Area residents enjoy annual Diversity Cultural Festival

For Niara Garcia and her brother, DeAngelo Garcia, the best part of Lawrence Township’s annual Diversity Cultural Festival wasn’t the Chinese yo-yo demonstration, the musical performances or even the food.

It was the henna tattoos that the 4-year-old girl and her 6-year-old brother sported on the back of their hands, compliments of an exhibitor at the festival held Sunday afternoon at Lawrence High School.

“I like the tattoo,” Niara said.

This was the first time that the Garcia family attended the Diversity Cultural Festival, said their mother, Rasheda Garcia. She found out about it when she saw an electronic billboard advertising the event.

“I like the fact of the excitement of the diversity,” said Garcia, who lives in Lawrence Township.

That diversity was on full display – from Chinese dances to Islamic music sung by young children and to classical Indian dances.

At booths ringing the perimeter of the Lawrence High School Commons, visitors could have their name written in Arabic, or they could watch as it was written in Chinese calligraphy. At another table, women were showing off the art of Chinese paper-folding.

On the opposite side of the Commons, there was an assortment of food – from pizza and hot dogs, to Chinese food, Italian food, Indian cuisine and Trinidadian food.

“I want my children to see the different cultures and to understand the different cultures. There are a lot of different people in the world, and we have to embrace all of them,” Garcia said.

Mayor Christopher Bobbitt made that point, too, in his remarks.

“The special thing about Lawrence is its diversity. It’s the religions – Catholic, Jewish, Protestant, Sikh, Hindu, Muslim,” Bobbitt said as he welcomed the attendees. “Diversity Day is an event where we gather to learn about and celebrate our differences. It is not only to celebrate our diversity, but also to redouble our efforts at inclusion.”

Lawrence Township has always been a diverse community, said Pat Colavita, who sits on the Mercer County Board of Chosen Freeholders. He presented a proclamation from the Freeholder board, celebrating the event, to its organizers.

Colavita, who served on township council and on the Lawrence Township Board of Education, said his family came to the United States from Italy in the early 1900s. The family settled in the Eldridge Park neighborhood in 1904.

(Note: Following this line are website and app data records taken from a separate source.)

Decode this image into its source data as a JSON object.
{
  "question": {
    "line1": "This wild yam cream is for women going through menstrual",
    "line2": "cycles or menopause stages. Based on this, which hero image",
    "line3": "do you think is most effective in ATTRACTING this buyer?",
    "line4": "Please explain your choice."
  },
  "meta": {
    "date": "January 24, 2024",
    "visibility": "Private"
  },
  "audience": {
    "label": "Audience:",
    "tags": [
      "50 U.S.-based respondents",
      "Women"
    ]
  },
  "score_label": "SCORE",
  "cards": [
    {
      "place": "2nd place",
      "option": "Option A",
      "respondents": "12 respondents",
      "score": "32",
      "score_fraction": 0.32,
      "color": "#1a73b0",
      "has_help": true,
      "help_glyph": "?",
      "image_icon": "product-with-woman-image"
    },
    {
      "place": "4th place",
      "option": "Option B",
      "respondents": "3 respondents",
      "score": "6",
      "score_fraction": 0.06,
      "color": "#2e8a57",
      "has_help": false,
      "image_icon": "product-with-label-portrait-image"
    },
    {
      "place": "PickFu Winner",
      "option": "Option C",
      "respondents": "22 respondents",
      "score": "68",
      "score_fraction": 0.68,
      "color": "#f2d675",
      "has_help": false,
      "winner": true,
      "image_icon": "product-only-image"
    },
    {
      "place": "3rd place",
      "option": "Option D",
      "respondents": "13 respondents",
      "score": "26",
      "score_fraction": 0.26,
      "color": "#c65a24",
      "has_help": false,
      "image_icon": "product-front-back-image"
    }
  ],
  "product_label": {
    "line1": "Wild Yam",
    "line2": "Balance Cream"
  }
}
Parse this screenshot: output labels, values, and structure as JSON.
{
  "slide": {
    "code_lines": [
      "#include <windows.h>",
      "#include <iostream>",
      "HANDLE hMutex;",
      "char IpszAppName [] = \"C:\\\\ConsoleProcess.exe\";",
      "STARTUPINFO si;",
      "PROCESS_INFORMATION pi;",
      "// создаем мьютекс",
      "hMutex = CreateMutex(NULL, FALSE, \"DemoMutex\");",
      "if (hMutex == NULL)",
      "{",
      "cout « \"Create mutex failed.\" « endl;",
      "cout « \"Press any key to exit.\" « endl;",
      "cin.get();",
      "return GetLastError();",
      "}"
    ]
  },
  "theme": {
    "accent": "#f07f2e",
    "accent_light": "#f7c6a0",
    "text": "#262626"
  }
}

“That was a very long time ago,” Colavita said. “We are fortunate. My brother still lives in that house. Back then, Eldridge Park was diversified. There were Russians and Poles and a little Italian community. Most of it is still there.”

Keynote speaker Shabnam Salih, health care adviser to Gov. Phil Murphy and a Lawrence resident, cautioned against making snap judgments about others before getting to know them. She was born in the United States, after her parents immigrated from Afghanistan.

Salih said she grew up in a traditional Muslim household in Hillsborough Township. Her father owned businesses in Newark, and sometimes she would accompany him to the city.

Salih said she realized “from a young age” that the people who lived in Newark were not like the people who lived in Hillsborough Township. There is diversity, she said.

“If I leave you with one thing, it’s that a lot of work [to embrace diversity] begins with yourself, internally,” Salih said. Do not make assumptions about a person, based on observing that person’s appearance, she said.